The mission of our committee is two-fold: (1) to provide assistance and care for the needs of the more vulnerable people in our parish and local community and (2) to identify, publicize, and educate the parish on current social justice issues. In all of our activities we follow certain key principles of Catholic social justice.
CATHOLIC SOCIAL JUSTICE PRINCIPLES
Belief in the inherent dignity of the human person is the foundation of all Catholic social teaching. We are made in the image and likeness of God and must be the starting point of a moral vision for society.
We have a responsibility to participate in organizing our society, in law, policy, economics and politics because of the direct effect on human dignity and the rights of individuals. We must protect human life and dignity and promote the common good.
We have not only the right but the responsibility to participate in politics out of concern and commitment to the good of the community. We have a duty to keep informed about issues of the day and to vote to protect the common good.
The Bible teaches us to put the needs of the poor first. Jesus showed us the way. This is the true test of our Christianity: how we treat those living in poverty.
God gave human beings the task of caring for and nurturing all of creation. All people have an equal right to breathe clean air and drink clean water. In his Encyclical, Laudato Si, On Care for our Common Home, Pope Francis calls all people of the world to take “swift and global action” to stop the environmental destruction of our planet which has a disproportionate effect on those living on the margins of society. Concern for creations is inseparable from concern for justice.

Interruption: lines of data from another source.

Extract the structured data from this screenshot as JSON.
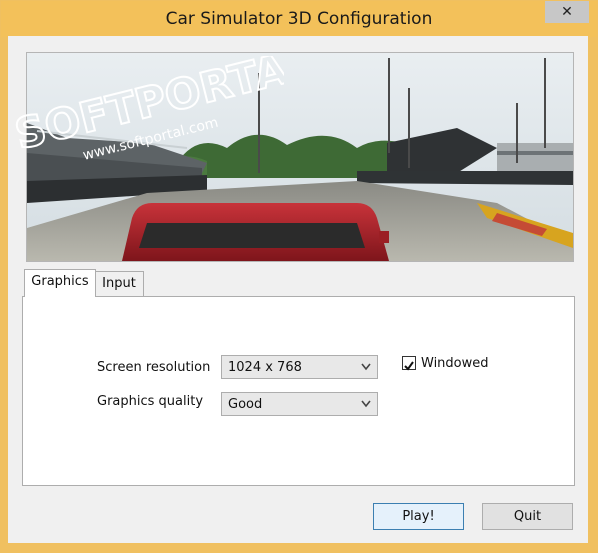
{
  "window": {
    "title": "Car Simulator 3D Configuration",
    "close_label": "✕"
  },
  "watermark": {
    "brand": "SOFTPORTAL",
    "url": "www.softportal.com"
  },
  "tabs": [
    {
      "label": "Graphics"
    },
    {
      "label": "Input"
    }
  ],
  "graphics": {
    "resolution_label": "Screen resolution",
    "resolution_value": "1024 x 768",
    "quality_label": "Graphics quality",
    "quality_value": "Good",
    "windowed_label": "Windowed",
    "windowed_checked": true
  },
  "buttons": {
    "play": "Play!",
    "quit": "Quit"
  },
  "colors": {
    "titlebar": "#f3c15a",
    "accent": "#3c7fb1"
  }
}
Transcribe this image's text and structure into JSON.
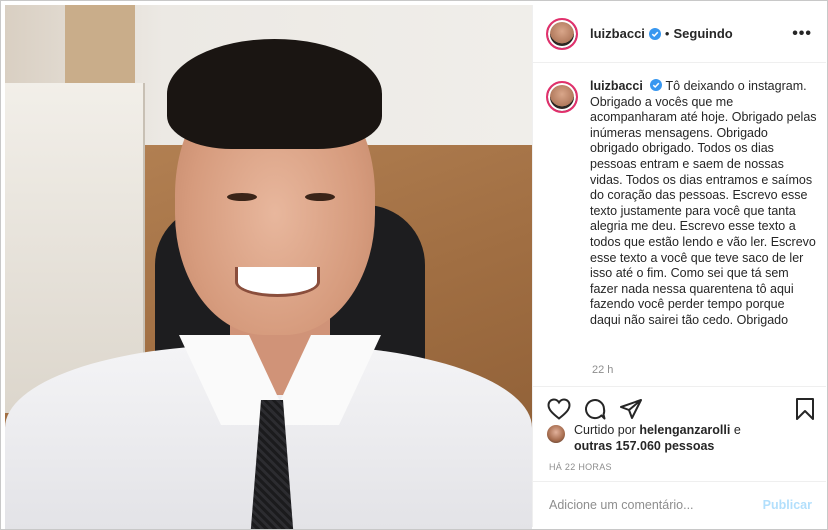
{
  "post": {
    "username": "luizbacci",
    "separator": "•",
    "follow_status": "Seguindo",
    "more_glyph": "•••"
  },
  "caption": {
    "username": "luizbacci",
    "text": "Tô deixando o instagram. Obrigado a vocês que me acompanharam até hoje. Obrigado pelas inúmeras mensagens. Obrigado obrigado obrigado. Todos os dias pessoas entram e saem de nossas vidas. Todos os dias entramos e saímos do coração das pessoas. Escrevo esse texto justamente para você que tanta alegria me deu. Escrevo esse texto a todos que estão lendo e vão ler. Escrevo esse texto a você que teve saco de ler isso até o fim. Como sei que tá sem fazer nada nessa quarentena tô aqui fazendo você perder tempo porque daqui não sairei tão cedo. Obrigado",
    "age": "22 h"
  },
  "likes": {
    "prefix": "Curtido por",
    "liker": "helenganzarolli",
    "conjunction": "e",
    "others": "outras 157.060 pessoas"
  },
  "timestamp": "HÁ 22 HORAS",
  "comment": {
    "placeholder": "Adicione um comentário...",
    "publish_label": "Publicar"
  },
  "colors": {
    "verified": "#3897f0",
    "story_ring": "#e1306c",
    "publish_disabled": "#b2dffc",
    "muted_text": "#8e8e8e"
  },
  "icons": [
    "heart-icon",
    "comment-icon",
    "share-icon",
    "bookmark-icon",
    "verified-icon",
    "more-icon"
  ]
}
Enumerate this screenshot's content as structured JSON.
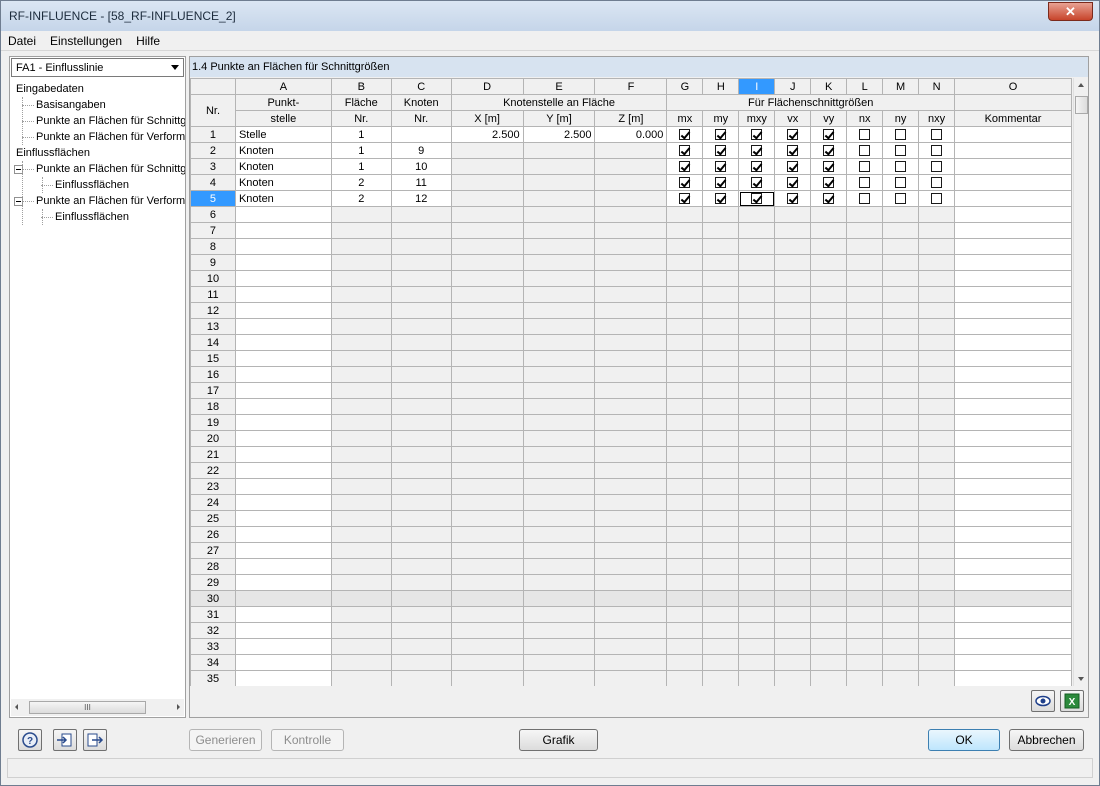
{
  "window": {
    "title": "RF-INFLUENCE - [58_RF-INFLUENCE_2]",
    "close_label": "✕"
  },
  "menu": [
    "Datei",
    "Einstellungen",
    "Hilfe"
  ],
  "left": {
    "combo_value": "FA1 - Einflusslinie",
    "tree": [
      {
        "label": "Eingabedaten",
        "level": 0
      },
      {
        "label": "Basisangaben",
        "level": 1
      },
      {
        "label": "Punkte an Flächen für Schnittgrößen",
        "level": 1
      },
      {
        "label": "Punkte an Flächen für Verformungen",
        "level": 1
      },
      {
        "label": "Einflussflächen",
        "level": 0
      },
      {
        "label": "Punkte an Flächen für Schnittgrößen",
        "level": 1,
        "expanded": true
      },
      {
        "label": "Einflussflächen",
        "level": 2
      },
      {
        "label": "Punkte an Flächen für Verformungen",
        "level": 1,
        "expanded": true
      },
      {
        "label": "Einflussflächen",
        "level": 2
      }
    ],
    "hscroll_thumb": "III"
  },
  "section": {
    "title": "1.4 Punkte an Flächen für Schnittgrößen"
  },
  "grid": {
    "col_letters": [
      "A",
      "B",
      "C",
      "D",
      "E",
      "F",
      "G",
      "H",
      "I",
      "J",
      "K",
      "L",
      "M",
      "N",
      "O"
    ],
    "header": {
      "nr": "Nr.",
      "punkt_1": "Punkt-",
      "punkt_2": "stelle",
      "flaeche_1": "Fläche",
      "flaeche_2": "Nr.",
      "knoten_1": "Knoten",
      "knoten_2": "Nr.",
      "knotenstelle": "Knotenstelle an Fläche",
      "x": "X [m]",
      "y": "Y [m]",
      "z": "Z [m]",
      "schnitt": "Für Flächenschnittgrößen",
      "mx": "mx",
      "my": "my",
      "mxy": "mxy",
      "vx": "vx",
      "vy": "vy",
      "nx": "nx",
      "ny": "ny",
      "nxy": "nxy",
      "kommentar": "Kommentar"
    },
    "rows": [
      {
        "nr": "1",
        "punktstelle": "Stelle",
        "flaeche": "1",
        "knoten": "",
        "x": "2.500",
        "y": "2.500",
        "z": "0.000",
        "checks": [
          true,
          true,
          true,
          true,
          true,
          false,
          false,
          false
        ]
      },
      {
        "nr": "2",
        "punktstelle": "Knoten",
        "flaeche": "1",
        "knoten": "9",
        "x": "",
        "y": "",
        "z": "",
        "checks": [
          true,
          true,
          true,
          true,
          true,
          false,
          false,
          false
        ]
      },
      {
        "nr": "3",
        "punktstelle": "Knoten",
        "flaeche": "1",
        "knoten": "10",
        "x": "",
        "y": "",
        "z": "",
        "checks": [
          true,
          true,
          true,
          true,
          true,
          false,
          false,
          false
        ]
      },
      {
        "nr": "4",
        "punktstelle": "Knoten",
        "flaeche": "2",
        "knoten": "11",
        "x": "",
        "y": "",
        "z": "",
        "checks": [
          true,
          true,
          true,
          true,
          true,
          false,
          false,
          false
        ]
      },
      {
        "nr": "5",
        "punktstelle": "Knoten",
        "flaeche": "2",
        "knoten": "12",
        "x": "",
        "y": "",
        "z": "",
        "checks": [
          true,
          true,
          true,
          true,
          true,
          false,
          false,
          false
        ]
      }
    ],
    "empty_rows": [
      "6",
      "7",
      "8",
      "9",
      "10",
      "11",
      "12",
      "13",
      "14",
      "15",
      "16",
      "17",
      "18",
      "19",
      "20",
      "21",
      "22",
      "23",
      "24",
      "25",
      "26",
      "27",
      "28",
      "29",
      "30",
      "31",
      "32",
      "33",
      "34",
      "35"
    ],
    "selected_row": "5",
    "selected_col": "I",
    "highlight_row": "30"
  },
  "buttons": {
    "generieren": "Generieren",
    "kontrolle": "Kontrolle",
    "grafik": "Grafik",
    "ok": "OK",
    "abbrechen": "Abbrechen"
  },
  "colors": {
    "selection": "#3399ff",
    "section_header": "#d7e3f0"
  }
}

There is a close relationship in Catholic teaching between peace and justice. Peace is the “fruit of justice and is dependent on the right order among human beings.